··· Dataset excerpts

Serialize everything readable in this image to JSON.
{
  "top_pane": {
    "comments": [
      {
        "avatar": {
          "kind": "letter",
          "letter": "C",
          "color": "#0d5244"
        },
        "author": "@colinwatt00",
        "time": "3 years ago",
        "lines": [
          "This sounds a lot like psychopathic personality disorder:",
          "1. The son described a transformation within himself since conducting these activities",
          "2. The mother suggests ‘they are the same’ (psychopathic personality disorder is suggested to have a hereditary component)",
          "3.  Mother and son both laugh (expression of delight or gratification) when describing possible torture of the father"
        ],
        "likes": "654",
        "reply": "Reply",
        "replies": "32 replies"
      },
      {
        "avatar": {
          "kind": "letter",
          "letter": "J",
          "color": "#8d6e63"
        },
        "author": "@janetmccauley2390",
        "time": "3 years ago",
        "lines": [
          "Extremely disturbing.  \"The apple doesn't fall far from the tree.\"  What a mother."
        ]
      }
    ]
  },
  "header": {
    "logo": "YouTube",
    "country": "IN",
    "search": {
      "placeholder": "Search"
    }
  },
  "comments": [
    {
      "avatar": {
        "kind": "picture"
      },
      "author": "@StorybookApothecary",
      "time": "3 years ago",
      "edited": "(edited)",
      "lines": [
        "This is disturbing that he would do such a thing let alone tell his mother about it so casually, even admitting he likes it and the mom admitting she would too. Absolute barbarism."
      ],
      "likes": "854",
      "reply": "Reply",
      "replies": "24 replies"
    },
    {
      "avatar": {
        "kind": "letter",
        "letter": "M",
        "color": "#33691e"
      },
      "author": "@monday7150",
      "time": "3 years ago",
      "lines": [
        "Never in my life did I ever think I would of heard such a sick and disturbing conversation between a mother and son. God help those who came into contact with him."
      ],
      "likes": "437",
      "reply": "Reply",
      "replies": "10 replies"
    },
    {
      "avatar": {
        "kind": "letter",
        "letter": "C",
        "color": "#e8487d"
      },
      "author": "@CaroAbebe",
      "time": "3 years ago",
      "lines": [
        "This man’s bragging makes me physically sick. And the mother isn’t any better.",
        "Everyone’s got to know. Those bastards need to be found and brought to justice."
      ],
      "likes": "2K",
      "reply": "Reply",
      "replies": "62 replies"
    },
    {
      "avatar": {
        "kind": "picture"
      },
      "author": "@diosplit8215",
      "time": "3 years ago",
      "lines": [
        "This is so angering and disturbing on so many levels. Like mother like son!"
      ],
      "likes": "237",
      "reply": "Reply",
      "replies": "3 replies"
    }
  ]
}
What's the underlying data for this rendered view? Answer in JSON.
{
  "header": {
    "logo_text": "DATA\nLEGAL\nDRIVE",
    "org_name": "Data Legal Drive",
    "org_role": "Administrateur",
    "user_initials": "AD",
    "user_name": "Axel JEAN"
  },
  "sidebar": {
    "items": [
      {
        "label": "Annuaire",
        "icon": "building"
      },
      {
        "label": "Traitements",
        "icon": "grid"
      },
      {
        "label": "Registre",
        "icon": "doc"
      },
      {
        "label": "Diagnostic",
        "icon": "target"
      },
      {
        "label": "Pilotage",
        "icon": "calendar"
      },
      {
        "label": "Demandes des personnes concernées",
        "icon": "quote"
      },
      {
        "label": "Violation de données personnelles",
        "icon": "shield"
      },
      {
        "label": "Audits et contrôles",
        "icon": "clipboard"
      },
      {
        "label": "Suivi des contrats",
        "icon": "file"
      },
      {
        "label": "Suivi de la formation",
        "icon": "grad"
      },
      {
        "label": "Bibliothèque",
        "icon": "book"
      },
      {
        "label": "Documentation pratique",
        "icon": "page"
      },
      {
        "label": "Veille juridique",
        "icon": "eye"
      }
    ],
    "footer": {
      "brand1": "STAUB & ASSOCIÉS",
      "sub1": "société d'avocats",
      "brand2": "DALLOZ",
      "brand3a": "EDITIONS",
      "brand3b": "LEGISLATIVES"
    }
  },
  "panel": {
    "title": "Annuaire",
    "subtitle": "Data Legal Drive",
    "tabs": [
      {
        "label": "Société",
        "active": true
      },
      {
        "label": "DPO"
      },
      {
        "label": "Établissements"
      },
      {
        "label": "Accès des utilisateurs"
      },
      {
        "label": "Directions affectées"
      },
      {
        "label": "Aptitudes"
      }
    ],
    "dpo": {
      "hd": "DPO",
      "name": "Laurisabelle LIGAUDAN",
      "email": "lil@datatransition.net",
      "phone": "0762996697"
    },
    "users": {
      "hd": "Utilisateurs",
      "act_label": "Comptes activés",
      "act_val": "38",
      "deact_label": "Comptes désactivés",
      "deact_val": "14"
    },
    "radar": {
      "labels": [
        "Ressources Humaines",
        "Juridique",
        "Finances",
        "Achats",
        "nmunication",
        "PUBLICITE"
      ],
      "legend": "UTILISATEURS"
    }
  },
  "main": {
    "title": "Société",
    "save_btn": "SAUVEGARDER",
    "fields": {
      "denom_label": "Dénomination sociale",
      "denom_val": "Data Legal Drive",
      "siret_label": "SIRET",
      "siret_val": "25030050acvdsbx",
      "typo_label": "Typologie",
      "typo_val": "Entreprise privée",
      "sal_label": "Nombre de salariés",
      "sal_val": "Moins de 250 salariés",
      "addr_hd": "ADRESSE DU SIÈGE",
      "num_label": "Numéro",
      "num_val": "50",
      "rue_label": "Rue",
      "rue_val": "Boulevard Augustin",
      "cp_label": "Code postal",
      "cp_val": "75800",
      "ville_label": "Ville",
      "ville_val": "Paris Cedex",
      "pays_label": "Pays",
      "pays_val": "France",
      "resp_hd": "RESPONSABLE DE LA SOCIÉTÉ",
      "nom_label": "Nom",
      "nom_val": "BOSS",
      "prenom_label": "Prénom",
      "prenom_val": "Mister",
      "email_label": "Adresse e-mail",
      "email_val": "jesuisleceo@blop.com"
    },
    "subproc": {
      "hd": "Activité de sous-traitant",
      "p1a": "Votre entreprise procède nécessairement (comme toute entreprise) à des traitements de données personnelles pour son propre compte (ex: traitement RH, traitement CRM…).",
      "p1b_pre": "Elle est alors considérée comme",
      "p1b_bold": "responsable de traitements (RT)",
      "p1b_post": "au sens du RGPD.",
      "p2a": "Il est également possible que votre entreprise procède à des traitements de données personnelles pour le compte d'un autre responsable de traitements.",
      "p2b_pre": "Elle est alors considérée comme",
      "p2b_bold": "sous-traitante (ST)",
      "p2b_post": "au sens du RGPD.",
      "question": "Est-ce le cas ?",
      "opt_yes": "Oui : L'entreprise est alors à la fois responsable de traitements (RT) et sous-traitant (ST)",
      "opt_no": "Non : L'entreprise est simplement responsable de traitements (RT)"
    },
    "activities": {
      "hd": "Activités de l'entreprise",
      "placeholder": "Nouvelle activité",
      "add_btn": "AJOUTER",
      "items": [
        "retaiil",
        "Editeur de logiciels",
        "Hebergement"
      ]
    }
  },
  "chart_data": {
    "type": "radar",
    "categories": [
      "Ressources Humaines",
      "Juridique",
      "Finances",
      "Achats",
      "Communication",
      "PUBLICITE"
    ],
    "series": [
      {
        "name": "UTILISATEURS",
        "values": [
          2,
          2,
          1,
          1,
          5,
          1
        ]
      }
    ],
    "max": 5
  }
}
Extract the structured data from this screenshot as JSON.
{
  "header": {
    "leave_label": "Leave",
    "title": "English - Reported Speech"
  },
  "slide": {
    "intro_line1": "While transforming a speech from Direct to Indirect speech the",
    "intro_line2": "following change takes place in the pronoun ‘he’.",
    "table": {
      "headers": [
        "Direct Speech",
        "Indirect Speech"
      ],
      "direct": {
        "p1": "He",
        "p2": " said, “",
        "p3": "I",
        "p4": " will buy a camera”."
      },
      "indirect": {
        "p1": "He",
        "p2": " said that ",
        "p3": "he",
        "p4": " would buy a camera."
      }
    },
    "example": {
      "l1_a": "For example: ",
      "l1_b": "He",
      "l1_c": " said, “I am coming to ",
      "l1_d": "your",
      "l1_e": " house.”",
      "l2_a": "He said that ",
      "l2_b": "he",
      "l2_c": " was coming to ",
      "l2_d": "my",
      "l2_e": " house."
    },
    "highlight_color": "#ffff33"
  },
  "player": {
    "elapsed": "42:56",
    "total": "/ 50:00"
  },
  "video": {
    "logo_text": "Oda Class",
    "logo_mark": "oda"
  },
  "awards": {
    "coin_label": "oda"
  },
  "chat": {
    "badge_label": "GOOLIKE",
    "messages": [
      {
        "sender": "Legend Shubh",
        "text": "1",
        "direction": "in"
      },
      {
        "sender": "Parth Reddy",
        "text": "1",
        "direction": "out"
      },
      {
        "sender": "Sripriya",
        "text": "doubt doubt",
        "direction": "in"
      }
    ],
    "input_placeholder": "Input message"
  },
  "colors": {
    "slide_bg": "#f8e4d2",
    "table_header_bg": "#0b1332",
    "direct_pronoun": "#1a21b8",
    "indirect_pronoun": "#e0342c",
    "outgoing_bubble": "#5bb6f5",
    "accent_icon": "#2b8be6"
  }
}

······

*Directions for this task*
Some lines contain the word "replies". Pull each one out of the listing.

*Output*
        "replies": "32 replies"
      "replies": "24 replies"
      "replies": "10 replies"
      "replies": "62 replies"
      "replies": "3 replies"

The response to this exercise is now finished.